The stage is set in a living room space that resembles many I’m familiar with… the perfect flowers set in vases on side tables, the art and history coffee table books neatly stacked, the delicious clafouti that is offered…home made of course. The perfection that is a home with everything in it’s place…or is it really perfect?
The story line opens with two couples who meet for the first time under the unfortunate circumstance of their 11 year old boys scrapping in the school yard resulting in one boy losing two teeth. The conversation starts out very politely as you would expect in today’s parenting standards. You know, parents should be able to solve child rearing issues similar to boardroom meetings to determine a plan of action or what their “next steps” will be, right?
In the living room of Veronica and Michael, we find out she’s the arts and history major and he, the average guy who sells frying pans and door knobs.

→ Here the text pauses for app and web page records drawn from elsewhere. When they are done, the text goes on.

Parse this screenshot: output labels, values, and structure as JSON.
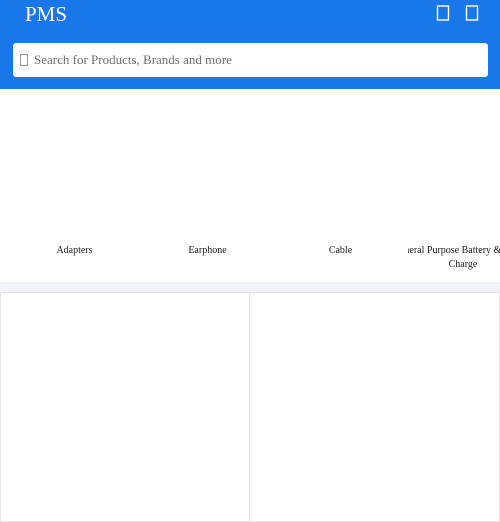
{
  "header": {
    "logo": "PMS",
    "background": "#1877e9",
    "icons": [
      "cart-icon",
      "user-icon"
    ]
  },
  "search": {
    "placeholder": "Search for Products, Brands and more",
    "icon": "search-icon"
  },
  "categories": [
    {
      "label": "Adapters"
    },
    {
      "label": "Earphone"
    },
    {
      "label": "Cable"
    },
    {
      "label": "General Purpose Battery & Battery Charge"
    }
  ]
}
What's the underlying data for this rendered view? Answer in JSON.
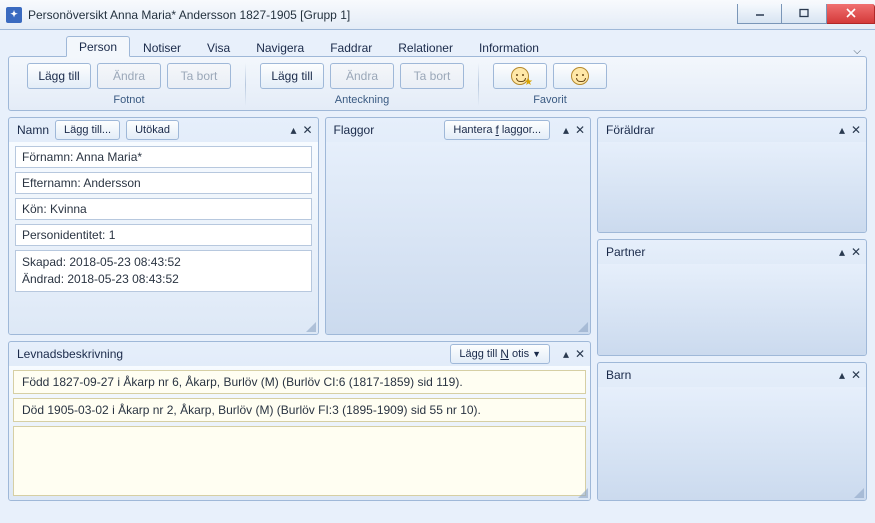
{
  "window": {
    "title": "Personöversikt Anna Maria* Andersson 1827-1905 [Grupp 1]"
  },
  "tabs": {
    "person": "Person",
    "notiser": "Notiser",
    "visa": "Visa",
    "navigera": "Navigera",
    "faddrar": "Faddrar",
    "relationer": "Relationer",
    "information": "Information"
  },
  "ribbon": {
    "fotnot": {
      "laggtill": "Lägg till",
      "andra": "Ändra",
      "tabort": "Ta bort",
      "label": "Fotnot"
    },
    "anteckning": {
      "laggtill": "Lägg till",
      "andra": "Ändra",
      "tabort": "Ta bort",
      "label": "Anteckning"
    },
    "favorit": {
      "label": "Favorit"
    }
  },
  "panels": {
    "namn": {
      "title": "Namn",
      "laggtill": "Lägg till...",
      "utokad": "Utökad",
      "fornamn": "Förnamn: Anna Maria*",
      "efternamn": "Efternamn: Andersson",
      "kon": "Kön: Kvinna",
      "personidentitet": "Personidentitet: 1",
      "skapad": "Skapad: 2018-05-23 08:43:52",
      "andrad": "Ändrad: 2018-05-23 08:43:52"
    },
    "flaggor": {
      "title": "Flaggor",
      "hantera": "Hantera flaggor..."
    },
    "levnads": {
      "title": "Levnadsbeskrivning",
      "laggtillnotis": "Lägg till Notis",
      "items": [
        "Född 1827-09-27 i Åkarp nr 6, Åkarp, Burlöv (M) (Burlöv CI:6 (1817-1859) sid 119).",
        "Död 1905-03-02 i Åkarp nr 2, Åkarp, Burlöv (M) (Burlöv FI:3 (1895-1909) sid 55 nr 10)."
      ]
    },
    "foraldrar": {
      "title": "Föräldrar"
    },
    "partner": {
      "title": "Partner"
    },
    "barn": {
      "title": "Barn"
    }
  }
}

She’s the mom who sees herself as worldly and superior in her parenting skills. With careful words she hold firmly (yet politely) that her son was the victim and not in anyway responsible for the fight. Michael is the dad who sways with the conversation and is present because he probably has no other choice as directed by his wife.
The New York Times called “First Class! A study in the tension between civilized surface and savage instinct!
The other couple is Alan and Annette. Alan is a workaholic lawyer on the verge of a PR nightmare who is tethered to his cellphone while his wife is in wealth management. They are the professionals with busy lives who agreed to meet with the other parents under the circumstances because it’s the polite thing to do and seem to just want to get it all over with offering quick solutions like “we’ll pay for implants.”
The conversation starts pleasantly but becomes increasingly explosive and hilarious as tensions mount. While humorous as it may seem, it does makes you think. As parents we try to do our best. We’re bombarded with how we should raise our children. “There is no manual,” as everyone would tell you, but there sure is plenty of advice on how to be a better parent in this world! But this play goes beyond parenting skills. It’s about life and we’re all trying to muddle through it.
I snickered under my breath a few times. As a mom watching this play, I could relate to each character. I definitely see some of the characteristics of some parents around me or even reflecting on my own so called parenting skills. My friend and I had a conversation about this play afterwards. ” Who could you relate to the most?” he asked me. I told him I thought I was closer to Annette. Hmmm. I’m still thinking about this.
The subject matter definitely realistic for many of us. It’s a fast paced (90 minutes with no intermission) and it’s also very funny. You just know that each character is going to shatter out of the perfect parent facade.
And you know that Mother Tiger instinct? That definitely comes out.
Definitely worth checking out!
The Tony Award-Winning and Broadway hit comedy, God of Carnage was written by Yasmina Reza and translated by Christopher Hampton. Directed by Joel Greenberg. Stars John Bourgeois, Linda Kash, Tony Nappo and Sarah Orenstein. Now playing at The Panasonic Theatre in Toronto until December 15, 2013. It’s part of the Off-Mirvish Series.
For more information visit www.mirvish.com